Sprinkle This Secret Ingredient Around The House To Kick Ants To The Curb

Ants are one of the most annoying pests that invade our homes. They appear out of nowhere, can fit through any tiny hole, and travel in packs. When they find something they love in the kitchen pantry, there's no getting rid of ants until you seal every hole they come out of. Ants are more challenging to put a stop to than any other pest, such as fruit flies, spiders, and gnats, because of how large and stubborn their group is. Even if you use an ant-repellent spray to kill and prevent them from entering your home, they'll still find another entrance. Instead of spraying every corner with ant-repellent spray, sprinkle some thyme around your house to deter ants.

Growing fragrant plants around your yard or in your home is a natural remedy for preventing pests. Many pests are sensitive to scents that will have them running for the hills if they get a whiff of one they don't like. Ants have over 400 odor receptors, and sweet and greasy food attracts them the most, which is why you should always store food properly in sealed containers.

However, spreading some thyme will make them leave if you have a run-in with an ant infestation. While thyme has a sweet smell that you think would attract ants, it has anti-fungal properties that ants don't appreciate.

Why thyme works to repel ants

For humans, thyme is a sweet herb used when cooking, especially in soups and salads. It also has anti-fungal properties that work to repel ants. Ants, specifically leaf-cutter ants, foster fungus for food. According to the Department of Biology of Utah State University, leaf-cutting ants grow their gardens with disks they took from the leaves they cut. They create their food supply with the help of some fungi. Since the ants can't directly eat the leaves because they can't digest the cellulose found on the cell wall of the leaf, the fungus breaks down the cellulose and turns it into carbohydrates for the ants to eat. So, ants rely on fungi to help them survive.

When you find ants in your house, they take items full of carbohydrates. They eat candy, flour, and bread much easier than leaves in the yard. Sprinkling thyme around your house repels ants because it doesn't contain any nutritional benefits for them. It doesn't have any fungi the ants can take and use. The anti-fungal properties can harm the ants and their colony, so they avoid plants, herbs, and food that will threaten them.

Thyme is effortless to grow

If you usually spray down your home's exterior with an ant-repellent spray but still find ants in your home, try growing thyme. It's straightforward to grow because it thrives in the sun. Plus, it can grow anywhere, such as the cracks on the driveway and sidewalks. Ants will live in any spot they can find, especially if there's soil, so growing thyme in cracks will prevent ants from entering the soil and digging a tunnel underground that will lead them to the inside of your house. They'll make their way through any tiny hole in the corner of a room, doorframe, or outlet. Keeping them away from the soil will keep them away from your home.

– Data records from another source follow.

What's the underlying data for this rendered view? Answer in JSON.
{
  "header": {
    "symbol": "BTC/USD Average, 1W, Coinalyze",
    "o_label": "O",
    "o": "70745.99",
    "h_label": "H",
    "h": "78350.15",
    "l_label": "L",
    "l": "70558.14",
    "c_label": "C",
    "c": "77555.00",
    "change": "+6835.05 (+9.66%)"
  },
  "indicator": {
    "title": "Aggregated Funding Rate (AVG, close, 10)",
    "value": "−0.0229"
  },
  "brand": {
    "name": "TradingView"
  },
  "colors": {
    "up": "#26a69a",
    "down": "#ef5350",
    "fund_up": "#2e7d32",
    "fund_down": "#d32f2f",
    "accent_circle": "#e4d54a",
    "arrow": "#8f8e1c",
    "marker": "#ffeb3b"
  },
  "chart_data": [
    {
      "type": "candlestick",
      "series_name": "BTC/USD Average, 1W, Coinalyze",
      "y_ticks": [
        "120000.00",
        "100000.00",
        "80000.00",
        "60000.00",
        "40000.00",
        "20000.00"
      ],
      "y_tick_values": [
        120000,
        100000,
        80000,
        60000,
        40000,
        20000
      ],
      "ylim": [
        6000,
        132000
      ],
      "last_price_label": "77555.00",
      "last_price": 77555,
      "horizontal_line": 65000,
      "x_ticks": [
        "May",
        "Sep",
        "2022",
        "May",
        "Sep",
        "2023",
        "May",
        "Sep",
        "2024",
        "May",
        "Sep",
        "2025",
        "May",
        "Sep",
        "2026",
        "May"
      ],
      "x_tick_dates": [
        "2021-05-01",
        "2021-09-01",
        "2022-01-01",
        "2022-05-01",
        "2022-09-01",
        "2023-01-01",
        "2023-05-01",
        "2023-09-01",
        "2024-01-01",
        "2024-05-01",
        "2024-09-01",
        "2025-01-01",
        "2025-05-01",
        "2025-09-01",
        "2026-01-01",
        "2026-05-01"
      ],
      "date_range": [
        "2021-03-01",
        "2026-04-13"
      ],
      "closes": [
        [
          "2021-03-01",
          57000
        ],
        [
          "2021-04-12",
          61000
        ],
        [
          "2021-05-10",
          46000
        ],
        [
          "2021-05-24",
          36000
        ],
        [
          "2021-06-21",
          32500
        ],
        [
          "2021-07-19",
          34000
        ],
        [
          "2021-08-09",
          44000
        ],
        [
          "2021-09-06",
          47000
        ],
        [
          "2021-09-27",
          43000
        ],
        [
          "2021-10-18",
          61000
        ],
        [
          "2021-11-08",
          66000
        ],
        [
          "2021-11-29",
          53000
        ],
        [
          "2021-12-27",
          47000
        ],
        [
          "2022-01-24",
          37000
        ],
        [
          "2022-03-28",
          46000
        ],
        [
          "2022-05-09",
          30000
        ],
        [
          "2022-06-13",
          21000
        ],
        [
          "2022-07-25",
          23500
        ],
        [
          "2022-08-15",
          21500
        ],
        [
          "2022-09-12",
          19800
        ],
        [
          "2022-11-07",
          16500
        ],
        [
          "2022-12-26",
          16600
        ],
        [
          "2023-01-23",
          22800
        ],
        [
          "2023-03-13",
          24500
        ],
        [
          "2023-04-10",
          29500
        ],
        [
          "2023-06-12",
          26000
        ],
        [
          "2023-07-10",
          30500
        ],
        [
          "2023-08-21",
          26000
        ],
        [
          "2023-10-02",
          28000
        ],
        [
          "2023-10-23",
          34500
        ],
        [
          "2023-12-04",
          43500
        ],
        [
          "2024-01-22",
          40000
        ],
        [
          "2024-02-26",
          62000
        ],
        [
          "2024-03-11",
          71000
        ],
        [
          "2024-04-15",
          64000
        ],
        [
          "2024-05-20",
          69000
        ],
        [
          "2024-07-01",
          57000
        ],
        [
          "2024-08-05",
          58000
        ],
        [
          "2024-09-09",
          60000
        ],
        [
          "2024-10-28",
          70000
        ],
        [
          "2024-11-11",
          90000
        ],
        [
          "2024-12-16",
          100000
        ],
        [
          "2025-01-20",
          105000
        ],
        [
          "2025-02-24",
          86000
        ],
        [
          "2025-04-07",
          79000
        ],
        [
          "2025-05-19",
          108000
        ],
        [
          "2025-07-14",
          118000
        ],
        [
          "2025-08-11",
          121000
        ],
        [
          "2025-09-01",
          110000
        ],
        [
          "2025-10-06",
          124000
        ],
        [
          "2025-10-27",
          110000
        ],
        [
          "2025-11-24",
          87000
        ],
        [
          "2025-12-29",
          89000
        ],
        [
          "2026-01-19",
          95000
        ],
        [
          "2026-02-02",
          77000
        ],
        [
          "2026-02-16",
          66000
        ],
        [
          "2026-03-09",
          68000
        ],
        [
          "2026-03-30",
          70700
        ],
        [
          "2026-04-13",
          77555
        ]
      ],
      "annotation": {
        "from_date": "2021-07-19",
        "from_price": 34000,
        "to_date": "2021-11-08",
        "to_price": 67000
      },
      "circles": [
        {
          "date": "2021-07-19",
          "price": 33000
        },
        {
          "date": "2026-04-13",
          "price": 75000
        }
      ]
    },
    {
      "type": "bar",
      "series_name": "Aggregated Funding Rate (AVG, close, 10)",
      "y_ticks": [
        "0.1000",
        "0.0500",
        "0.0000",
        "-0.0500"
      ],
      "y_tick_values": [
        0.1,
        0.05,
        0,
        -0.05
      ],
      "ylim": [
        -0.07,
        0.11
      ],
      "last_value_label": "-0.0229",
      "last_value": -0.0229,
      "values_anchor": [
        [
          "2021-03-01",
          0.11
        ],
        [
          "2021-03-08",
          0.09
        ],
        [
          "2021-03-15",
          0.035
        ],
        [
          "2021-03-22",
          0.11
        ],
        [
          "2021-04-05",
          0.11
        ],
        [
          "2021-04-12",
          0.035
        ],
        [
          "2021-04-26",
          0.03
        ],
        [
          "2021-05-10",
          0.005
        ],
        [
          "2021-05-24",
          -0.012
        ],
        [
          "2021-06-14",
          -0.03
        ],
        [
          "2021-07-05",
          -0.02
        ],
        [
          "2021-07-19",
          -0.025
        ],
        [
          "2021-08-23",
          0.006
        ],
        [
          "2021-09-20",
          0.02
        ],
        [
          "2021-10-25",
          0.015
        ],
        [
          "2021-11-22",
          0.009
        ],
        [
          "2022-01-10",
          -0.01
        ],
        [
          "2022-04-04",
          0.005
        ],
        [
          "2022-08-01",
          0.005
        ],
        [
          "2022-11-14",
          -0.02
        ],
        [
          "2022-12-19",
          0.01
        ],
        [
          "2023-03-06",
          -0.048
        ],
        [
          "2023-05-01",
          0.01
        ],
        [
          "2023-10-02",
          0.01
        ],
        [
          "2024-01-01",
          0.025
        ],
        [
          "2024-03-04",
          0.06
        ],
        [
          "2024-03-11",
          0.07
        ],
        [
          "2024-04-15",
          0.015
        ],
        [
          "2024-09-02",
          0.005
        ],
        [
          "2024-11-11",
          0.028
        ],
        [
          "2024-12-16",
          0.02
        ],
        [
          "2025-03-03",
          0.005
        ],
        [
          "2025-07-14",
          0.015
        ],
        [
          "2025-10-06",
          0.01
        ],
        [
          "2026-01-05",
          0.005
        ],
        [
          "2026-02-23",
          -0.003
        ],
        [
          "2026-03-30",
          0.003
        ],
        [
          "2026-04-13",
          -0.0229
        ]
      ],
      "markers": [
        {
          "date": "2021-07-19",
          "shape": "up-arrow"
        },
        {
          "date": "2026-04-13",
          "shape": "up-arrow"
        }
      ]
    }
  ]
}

Another excellent place to grow thyme is alongside your house. Whether you plant a small garden of it in front of your house under a windowsill or in the backyard with the rest of your plants, the herb will help deter ants from your home. Thyme is low maintenance, especially red creeping thyme, and it will also overcrowd unwanted weeds. If you have an ant and weed problem, you hit two birds with one stone. In addition, add a few thyme plants indoors. Place them in your hallways, entryways, kitchen, and garage to ensure ants stay away from your pantry and cupboards. However, if you don't want too much thyme around your house, sprinkling a few leaves around the outside occasionally is enough to scare ants away.